While you'd have to be pretty unaware of the world around you to not have noticed that proliferation of hurry up offenses across college football, a lot of people still don't really understand what they are all about. The key thing, from my perspective, is the difference between using the HUNH as a tactic (as in the classic two minute drill) and adopting it as a core philosophy. From all appearances, Sark has done the latter.
The advantages of the HUNH are multi-faceted. Casual fans and commentators tend to focus solely on the pressure it puts on a defense from a conditioning standpoint. While this is certainly important, it only scratches the surface, in my opinion. Read more about the philosophy here and here (and also here and here).
Running game - Hello Inside Zone
The Huskies rushed the ball 53 times against Boise State and averaged 5.2 yards per carry (excluding Price's sack at the end of the first half) . Bishop Sankey averaged over a yard better than that. And they did it all while running basically the same play over and over again. Out of those 53 run calls, I think at least 30-35 of them were Inside Zones.

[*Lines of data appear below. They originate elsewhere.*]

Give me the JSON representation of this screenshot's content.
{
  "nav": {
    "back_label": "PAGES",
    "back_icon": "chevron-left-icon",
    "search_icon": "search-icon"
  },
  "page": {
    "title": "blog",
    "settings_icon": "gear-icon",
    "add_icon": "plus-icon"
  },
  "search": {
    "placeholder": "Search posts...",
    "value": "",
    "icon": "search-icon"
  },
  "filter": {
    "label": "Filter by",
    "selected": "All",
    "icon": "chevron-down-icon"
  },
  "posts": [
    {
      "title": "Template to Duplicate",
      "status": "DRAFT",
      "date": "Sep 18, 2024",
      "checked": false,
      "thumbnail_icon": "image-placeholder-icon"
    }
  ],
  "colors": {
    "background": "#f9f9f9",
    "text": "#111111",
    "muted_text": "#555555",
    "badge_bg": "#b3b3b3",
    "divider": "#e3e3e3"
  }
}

Zone blocking isn't new, of course. It rose to prominence during the 1990s in the NFL, after having been refined by Howard Mudd and Alex Gibbs (both of whom coached the Seahawks O-line at different times, though Gibbs only briefly) from concepts that were introduced by the Man himself.
The thing that makes zone blocking especially powerful for college teams is the synergy that it creates when it is combined with shotgun and pistol spread formations and a HUNH philosophy. Obviously it enables the zone read, which is probably one of the most important and truly new ideas to come along in football in some time. That topic has absolutely been done to death, but if you really want to learn everything there is to know about the zone read, go here (but take a shower afterward).

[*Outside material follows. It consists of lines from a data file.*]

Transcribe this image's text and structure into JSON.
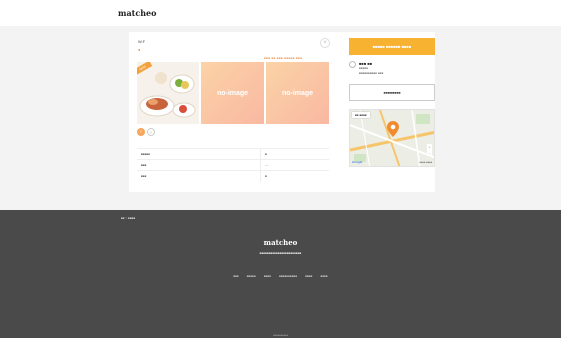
{
  "header": {
    "logo": "matcheo"
  },
  "post": {
    "title": "W.F",
    "subtitle": "●",
    "close_label": "×",
    "meta": "■■■ ■■ ■■■ ■■■■■ ■■■",
    "badge": "NEW",
    "no_image_label": "no-image",
    "arrow_prev": "‹",
    "arrow_next": "›",
    "specs": [
      {
        "label": "■■■■■",
        "value": "■"
      },
      {
        "label": "■■■",
        "value": "—"
      },
      {
        "label": "■■■",
        "value": "■"
      }
    ]
  },
  "side": {
    "cta_label": "■■■■■ ■■■■■■ ■■■■",
    "owner_name": "■■■ ■■",
    "owner_line1": "■■■■■",
    "owner_line2": "■■■■■■■■■■ ■■■",
    "inquiry_label": "■■■■■■■■",
    "map": {
      "tab_label": "■■ ■■■■",
      "brand": "Google",
      "credit": "■■■■ ■■■■",
      "zoom_in": "+",
      "zoom_out": "−"
    }
  },
  "breadcrumb": "■■ > ■■■■",
  "footer": {
    "logo": "matcheo",
    "tagline": "■■■■■■■■■■■■■■■■■■■■■■■",
    "links": [
      "■■■",
      "■■■■■",
      "■■■■",
      "■■■■■■■■■■",
      "■■■■",
      "■■■■"
    ],
    "copyright": "■■■■■■■■■■"
  },
  "colors": {
    "accent": "#f7b232",
    "noimage_from": "#fbd3a6",
    "noimage_to": "#f9b8a2",
    "footer": "#4a4a4a",
    "pin": "#f08b30"
  }
}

Beyond the zone read, the other reasons zone blocking schemes are so wonderfully matched to a HUNH spread philosophy are the following:
1. Athletic and slightly leaner o-linemen thrive in zone blocking schemes. Their body types and conditioning levels are also better suited to playing at a fast pace.
2. Becoming a good zone blocking team is very repetition intensive. Programs that fully buy into the HUNH and practice the right way get more reps (many more reps) than under traditional college practice methods.
3. KISS factor (as in Keep it Simple Stupid). Many NFL teams and some college teams only have two running plays, inside zone and outside zone. A team that is fully committed to it can have an awesome running attack with only those two plays. That simplicity dovetails nicely with the imperative to simplify an offense in order to run it at a break-neck speed. Properly executed zone blocking also requires very little in the way of pre-snap adjustments to account for zone blitzes, stunts and slants. That also fits nicely with the HUNH.
There is a mountain of material available on the interwebz on the ZBS (zone blocking scheme), but you don't have to Google it for yourself. Here is a short video by football nerd/hipster/savant Scott Gerlach that is very informative and here is a pretty clear article from the always excellent Chris Brown.
Cutting Edge Stuff: Packaged Plays
Packaged plays are the other truly new development in football tactics that have come along recently. Compared to the zone read, they are still pretty nascent and cutting edge. By their very nature, they are difficult to identify on film, but based on having watched all of the offensive snaps the Huskies ran the other night multiple times, I have a strong hunch that a number of packaged concepts are part of the new Washington offense.
Once again, this fits hand in glove with the spread formations and HUNH pace that the UW is using this season. Packaged plays allow a simple call from the sidelines to result in a play that can be executed a number of ways based upon the quarterback's read of the defensive alignment, without the use of complex and time-consuming audibles or adjustments. My sense is that a number of the quick bubble screens and smoke routes that Price threw to Jaydon Mickens came on packaged plays.